Date: May 13, 2007

Ray Davies and his Band

The Royal Concert Hall, Glasgow, Scotland
6 May 2007

Glasgow is the largest city in Scotland, and a community known for its strong Protestant and Catholic heritage which has had the lasting effect of making Sunday the quietest day of the week.

But this all changed on May 6 when the second official stop on Ray Davies' latest tour of the U.K. chugged into Glasgow's Royal Concert Hall, a truly ideal location for R.D. to cast his spell on a willing audience.

Viewed from the balcony of the hall, those seated in the packed rows below reflected the overhead lights by an increasing number of balding heads. But they were also indicative of the age group who continue to flock to hear Britain's greatest living songwriter reprise a selection from his classic catalogue of hits, and listen respectfully as Ray treated them to several songs from his current Other Peoples' Lives album.

The quietness of a Sunday in Glasgow was broken from the moment the opening strains of I'm Not Like Everybody Else launched an evening of energy, characterized by wonderful acoustics in a hall built to handle the requirements of a full rock concert.

As always, R.D. seems to draw energy from his audience, pushing himself and the band to give the people what they want - and for this Glasgow audience, they wanted as many of the Kinks hits as possible, and took advantage of several invitations from Ray to join in and "sing along if you know the words."

Of those numbers from his current album, Next Door Neighbours seems destined to be remembered and join the ever growing catalogue of brilliant lyrics from the pen of one of London's favourite sons. (Catching several of the audience humming or singing snatches of this song during the intermission confirms this suspicion).

Two welcome additions to the set list of his last North American tour (at least the Toronto concert I attended) were Come Dancing and a version of Celluloid Heroes that echoed the pace and timing of the original.

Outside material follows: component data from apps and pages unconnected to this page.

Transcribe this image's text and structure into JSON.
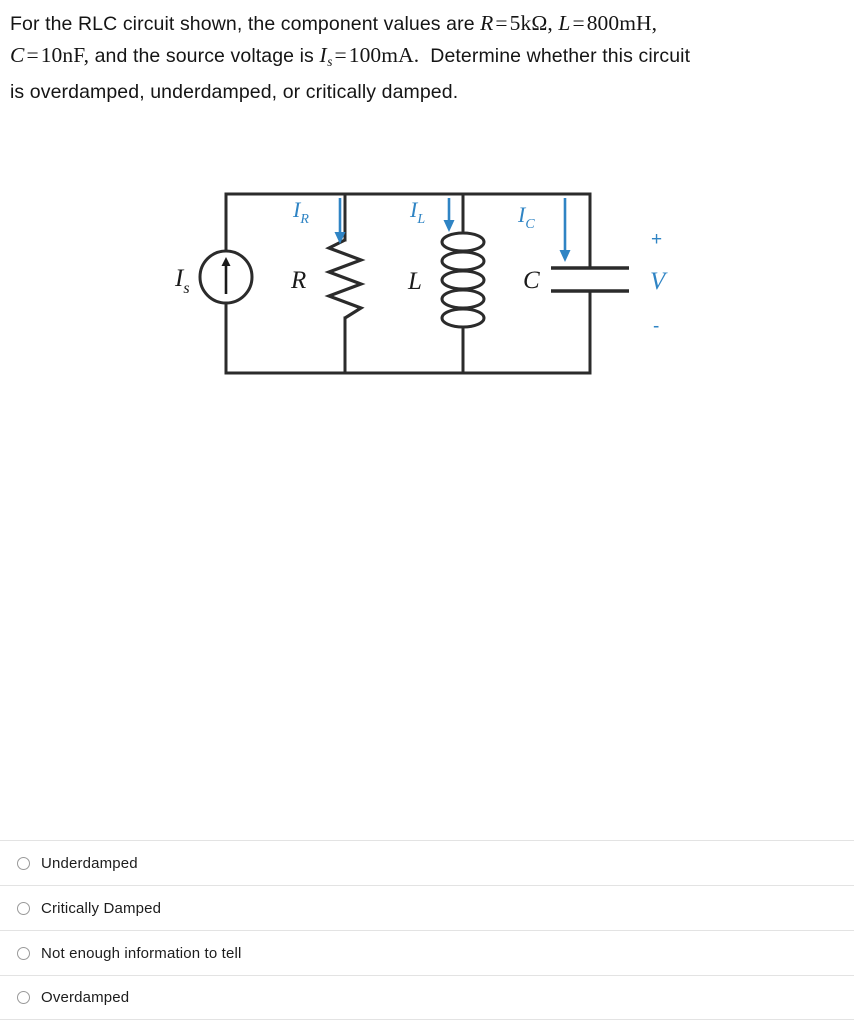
{
  "question": {
    "lines": [
      {
        "parts": [
          {
            "t": "text",
            "v": "For the RLC circuit shown, the component values are "
          },
          {
            "t": "math",
            "v": "R = 5kΩ, L = 800mH,"
          }
        ]
      },
      {
        "parts": [
          {
            "t": "math",
            "v": "C = 10nF,"
          },
          {
            "t": "text",
            "v": " and the source voltage is "
          },
          {
            "t": "math",
            "v": "Is = 100mA."
          },
          {
            "t": "text",
            "v": "  Determine whether this circuit"
          }
        ]
      },
      {
        "parts": [
          {
            "t": "text",
            "v": "is overdamped, underdamped, or critically damped."
          }
        ]
      }
    ],
    "text_line1_prefix": "For the RLC circuit shown, the component values are ",
    "math_R_symbol": "R",
    "math_R_value": "5kΩ,",
    "math_L_symbol": "L",
    "math_L_value": "800mH,",
    "math_C_symbol": "C",
    "math_C_value": "10nF,",
    "text_line2_mid": "and the source voltage is",
    "math_Is_symbol": "I",
    "math_Is_sub": "s",
    "math_Is_value": "100mA.",
    "text_line2_end": "Determine whether this circuit",
    "text_line3": "is overdamped, underdamped, or critically damped.",
    "equals": "="
  },
  "circuit": {
    "title": "RLC parallel circuit diagram",
    "source_label": "I",
    "source_sub": "s",
    "resistor_label": "R",
    "inductor_label": "L",
    "capacitor_label": "C",
    "current_R_label": "I",
    "current_R_sub": "R",
    "current_L_label": "I",
    "current_L_sub": "L",
    "current_C_label": "I",
    "current_C_sub": "C",
    "voltage_label": "V",
    "polarity_plus": "+",
    "polarity_minus": "-",
    "wire_color": "#2b2b2b",
    "arrow_color": "#2f84c4",
    "label_color": "#1a1a1a"
  },
  "choices": {
    "items": [
      {
        "label": "Underdamped",
        "selected": false
      },
      {
        "label": "Critically Damped",
        "selected": false
      },
      {
        "label": "Not enough information to tell",
        "selected": false
      },
      {
        "label": "Overdamped",
        "selected": false
      }
    ]
  }
}
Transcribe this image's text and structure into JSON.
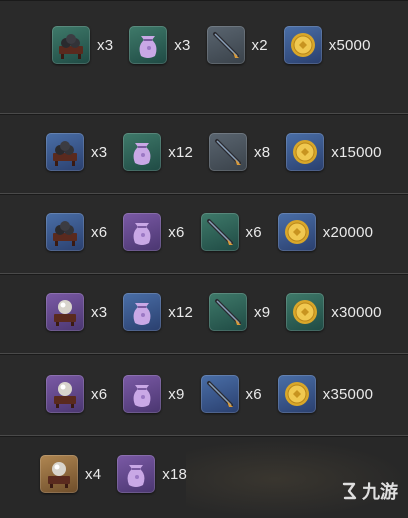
{
  "rows": [
    {
      "items": [
        {
          "icon": "incense-burner-icon",
          "slot": "green",
          "qty": "x3"
        },
        {
          "icon": "pouch-icon",
          "slot": "green",
          "qty": "x3"
        },
        {
          "icon": "arrow-blade-icon",
          "slot": "grey",
          "qty": "x2"
        },
        {
          "icon": "coin-icon",
          "slot": "blue",
          "qty": "x5000"
        }
      ]
    },
    {
      "items": [
        {
          "icon": "incense-burner-icon",
          "slot": "blue",
          "qty": "x3"
        },
        {
          "icon": "pouch-icon",
          "slot": "green",
          "qty": "x12"
        },
        {
          "icon": "arrow-blade-icon",
          "slot": "grey",
          "qty": "x8"
        },
        {
          "icon": "coin-icon",
          "slot": "blue",
          "qty": "x15000"
        }
      ]
    },
    {
      "items": [
        {
          "icon": "incense-burner-icon",
          "slot": "blue",
          "qty": "x6"
        },
        {
          "icon": "pouch-icon",
          "slot": "purple",
          "qty": "x6"
        },
        {
          "icon": "arrow-blade-icon",
          "slot": "green",
          "qty": "x6"
        },
        {
          "icon": "coin-icon",
          "slot": "blue",
          "qty": "x20000"
        }
      ]
    },
    {
      "items": [
        {
          "icon": "pearl-stand-icon",
          "slot": "purple",
          "qty": "x3"
        },
        {
          "icon": "pouch-icon",
          "slot": "blue",
          "qty": "x12"
        },
        {
          "icon": "arrow-blade-icon",
          "slot": "green",
          "qty": "x9"
        },
        {
          "icon": "coin-icon",
          "slot": "green",
          "qty": "x30000"
        }
      ]
    },
    {
      "items": [
        {
          "icon": "pearl-stand-icon",
          "slot": "purple",
          "qty": "x6"
        },
        {
          "icon": "pouch-icon",
          "slot": "purple",
          "qty": "x9"
        },
        {
          "icon": "arrow-blade-icon",
          "slot": "blue",
          "qty": "x6"
        },
        {
          "icon": "coin-icon",
          "slot": "blue",
          "qty": "x35000"
        }
      ]
    },
    {
      "items": [
        {
          "icon": "pearl-stand-icon",
          "slot": "gold",
          "qty": "x4"
        },
        {
          "icon": "pouch-icon",
          "slot": "purple",
          "qty": "x18"
        }
      ]
    }
  ],
  "watermark": {
    "text": "九游"
  }
}
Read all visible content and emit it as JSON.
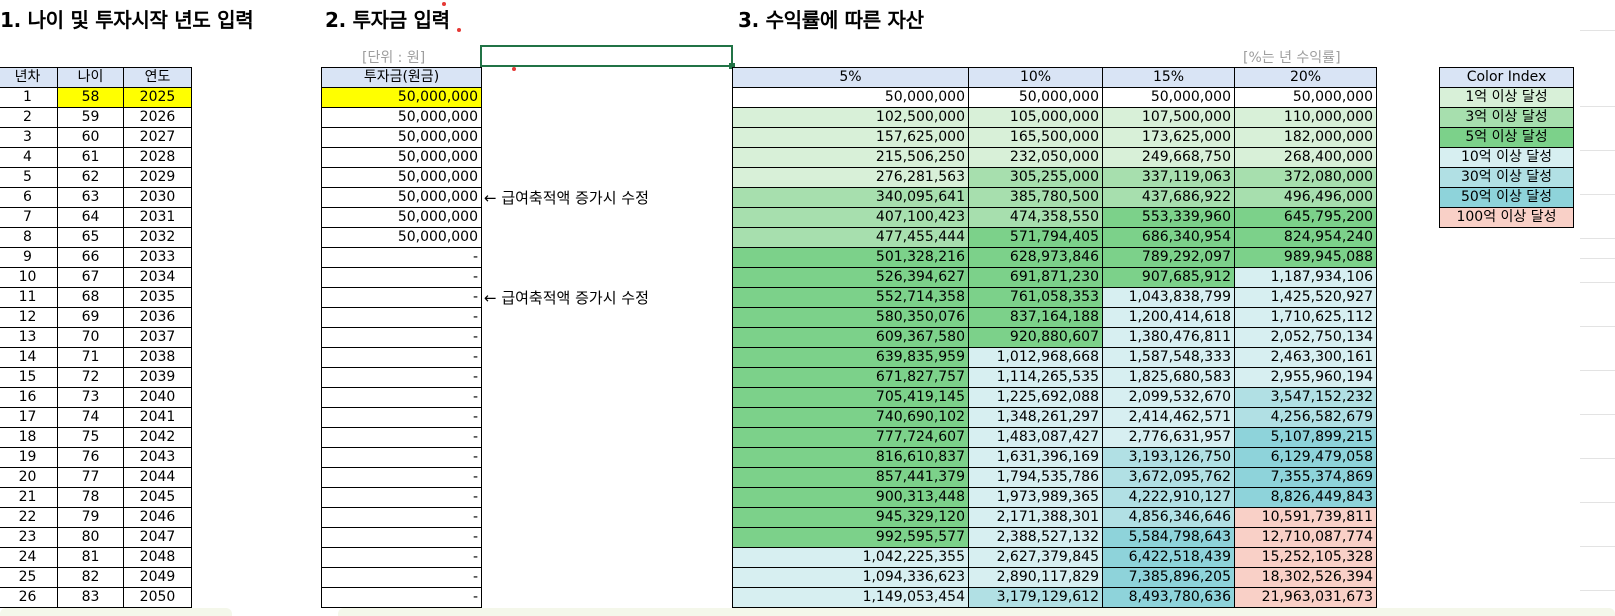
{
  "sections": {
    "s1": "1. 나이 및 투자시작 년도 입력",
    "s2": "2. 투자금 입력",
    "s3": "3. 수익률에 따른 자산"
  },
  "unit_label": "[단위 : 원]",
  "rate_note": "[%는 년 수익률]",
  "age_table": {
    "headers": [
      "년차",
      "나이",
      "연도"
    ],
    "rows": [
      [
        "1",
        "58",
        "2025"
      ],
      [
        "2",
        "59",
        "2026"
      ],
      [
        "3",
        "60",
        "2027"
      ],
      [
        "4",
        "61",
        "2028"
      ],
      [
        "5",
        "62",
        "2029"
      ],
      [
        "6",
        "63",
        "2030"
      ],
      [
        "7",
        "64",
        "2031"
      ],
      [
        "8",
        "65",
        "2032"
      ],
      [
        "9",
        "66",
        "2033"
      ],
      [
        "10",
        "67",
        "2034"
      ],
      [
        "11",
        "68",
        "2035"
      ],
      [
        "12",
        "69",
        "2036"
      ],
      [
        "13",
        "70",
        "2037"
      ],
      [
        "14",
        "71",
        "2038"
      ],
      [
        "15",
        "72",
        "2039"
      ],
      [
        "16",
        "73",
        "2040"
      ],
      [
        "17",
        "74",
        "2041"
      ],
      [
        "18",
        "75",
        "2042"
      ],
      [
        "19",
        "76",
        "2043"
      ],
      [
        "20",
        "77",
        "2044"
      ],
      [
        "21",
        "78",
        "2045"
      ],
      [
        "22",
        "79",
        "2046"
      ],
      [
        "23",
        "80",
        "2047"
      ],
      [
        "24",
        "81",
        "2048"
      ],
      [
        "25",
        "82",
        "2049"
      ],
      [
        "26",
        "83",
        "2050"
      ]
    ]
  },
  "invest_table": {
    "header": "투자금(원금)",
    "values": [
      "50,000,000",
      "50,000,000",
      "50,000,000",
      "50,000,000",
      "50,000,000",
      "50,000,000",
      "50,000,000",
      "50,000,000",
      "-",
      "-",
      "-",
      "-",
      "-",
      "-",
      "-",
      "-",
      "-",
      "-",
      "-",
      "-",
      "-",
      "-",
      "-",
      "-",
      "-",
      "-"
    ]
  },
  "notes": [
    "← 급여축적액 증가시 수정",
    "← 급여축적액 증가시 수정"
  ],
  "asset_table": {
    "headers": [
      "5%",
      "10%",
      "15%",
      "20%"
    ],
    "rows": [
      [
        "50,000,000",
        "50,000,000",
        "50,000,000",
        "50,000,000"
      ],
      [
        "102,500,000",
        "105,000,000",
        "107,500,000",
        "110,000,000"
      ],
      [
        "157,625,000",
        "165,500,000",
        "173,625,000",
        "182,000,000"
      ],
      [
        "215,506,250",
        "232,050,000",
        "249,668,750",
        "268,400,000"
      ],
      [
        "276,281,563",
        "305,255,000",
        "337,119,063",
        "372,080,000"
      ],
      [
        "340,095,641",
        "385,780,500",
        "437,686,922",
        "496,496,000"
      ],
      [
        "407,100,423",
        "474,358,550",
        "553,339,960",
        "645,795,200"
      ],
      [
        "477,455,444",
        "571,794,405",
        "686,340,954",
        "824,954,240"
      ],
      [
        "501,328,216",
        "628,973,846",
        "789,292,097",
        "989,945,088"
      ],
      [
        "526,394,627",
        "691,871,230",
        "907,685,912",
        "1,187,934,106"
      ],
      [
        "552,714,358",
        "761,058,353",
        "1,043,838,799",
        "1,425,520,927"
      ],
      [
        "580,350,076",
        "837,164,188",
        "1,200,414,618",
        "1,710,625,112"
      ],
      [
        "609,367,580",
        "920,880,607",
        "1,380,476,811",
        "2,052,750,134"
      ],
      [
        "639,835,959",
        "1,012,968,668",
        "1,587,548,333",
        "2,463,300,161"
      ],
      [
        "671,827,757",
        "1,114,265,535",
        "1,825,680,583",
        "2,955,960,194"
      ],
      [
        "705,419,145",
        "1,225,692,088",
        "2,099,532,670",
        "3,547,152,232"
      ],
      [
        "740,690,102",
        "1,348,261,297",
        "2,414,462,571",
        "4,256,582,679"
      ],
      [
        "777,724,607",
        "1,483,087,427",
        "2,776,631,957",
        "5,107,899,215"
      ],
      [
        "816,610,837",
        "1,631,396,169",
        "3,193,126,750",
        "6,129,479,058"
      ],
      [
        "857,441,379",
        "1,794,535,786",
        "3,672,095,762",
        "7,355,374,869"
      ],
      [
        "900,313,448",
        "1,973,989,365",
        "4,222,910,127",
        "8,826,449,843"
      ],
      [
        "945,329,120",
        "2,171,388,301",
        "4,856,346,646",
        "10,591,739,811"
      ],
      [
        "992,595,577",
        "2,388,527,132",
        "5,584,798,643",
        "12,710,087,774"
      ],
      [
        "1,042,225,355",
        "2,627,379,845",
        "6,422,518,439",
        "15,252,105,328"
      ],
      [
        "1,094,336,623",
        "2,890,117,829",
        "7,385,896,205",
        "18,302,526,394"
      ],
      [
        "1,149,053,454",
        "3,179,129,612",
        "8,493,780,636",
        "21,963,031,673"
      ]
    ]
  },
  "color_index": {
    "header": "Color Index",
    "items": [
      {
        "label": "1억 이상 달성",
        "color": "#d8f0d8"
      },
      {
        "label": "3억 이상 달성",
        "color": "#a7dfae"
      },
      {
        "label": "5억 이상 달성",
        "color": "#7cd18a"
      },
      {
        "label": "10억 이상 달성",
        "color": "#d7eff1"
      },
      {
        "label": "30억 이상 달성",
        "color": "#b1e0e4"
      },
      {
        "label": "50억 이상 달성",
        "color": "#8ed3da"
      },
      {
        "label": "100억 이상 달성",
        "color": "#f9d0c7"
      }
    ]
  },
  "colors": {
    "highlight_yellow": "#ffff00",
    "header_blue": "#d9e4f5",
    "selection_green": "#217346"
  }
}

In fact, another stand out of the evening was the pacing of every song. Ray seems to have given up on his propensity to speed up the original tempo of many of the numbers. How many of us have sat through a Kinks concert or one of Ray's solo tours perplexed as he or the group seemed to rush through many of the classics?

But not this night - Well Respected Man, Dedicated Follower of Fashion and Village Green were all played with original tempo, much to the delight of this writer.

My own favourites from the show were 20th Century Man (truly brilliant), Long Way Home, Where Have All the Good Times Gone and Tired of Waiting for You.

While Ray continues to confound us all with his energy and boundless creative brilliance in his staging and showmanship, the classic You Really Got Me and All Day and All of the Night miss the sheer raw energy and lead guitar sound of brother Dave Davies. They just don't sound the same with his new guitarist Milton McDonald...

Plea to Ray - please get the treble back in the lead guitar or invite Dave to join the rest of the tour!!!

And how could Lola ever sound right without the shrillness of Dave's falsetto harmony?

But for everything else, it was an evening that Glasgow fans will long remember, particularly when he took a third encore to play Waterloo Sunset - one of the great sing along hits of all time.

Review by Ray Lancashire of Toronto, Canada, who flew over to see the Glasgow and Edinburgh concerts.

Ray Lancashire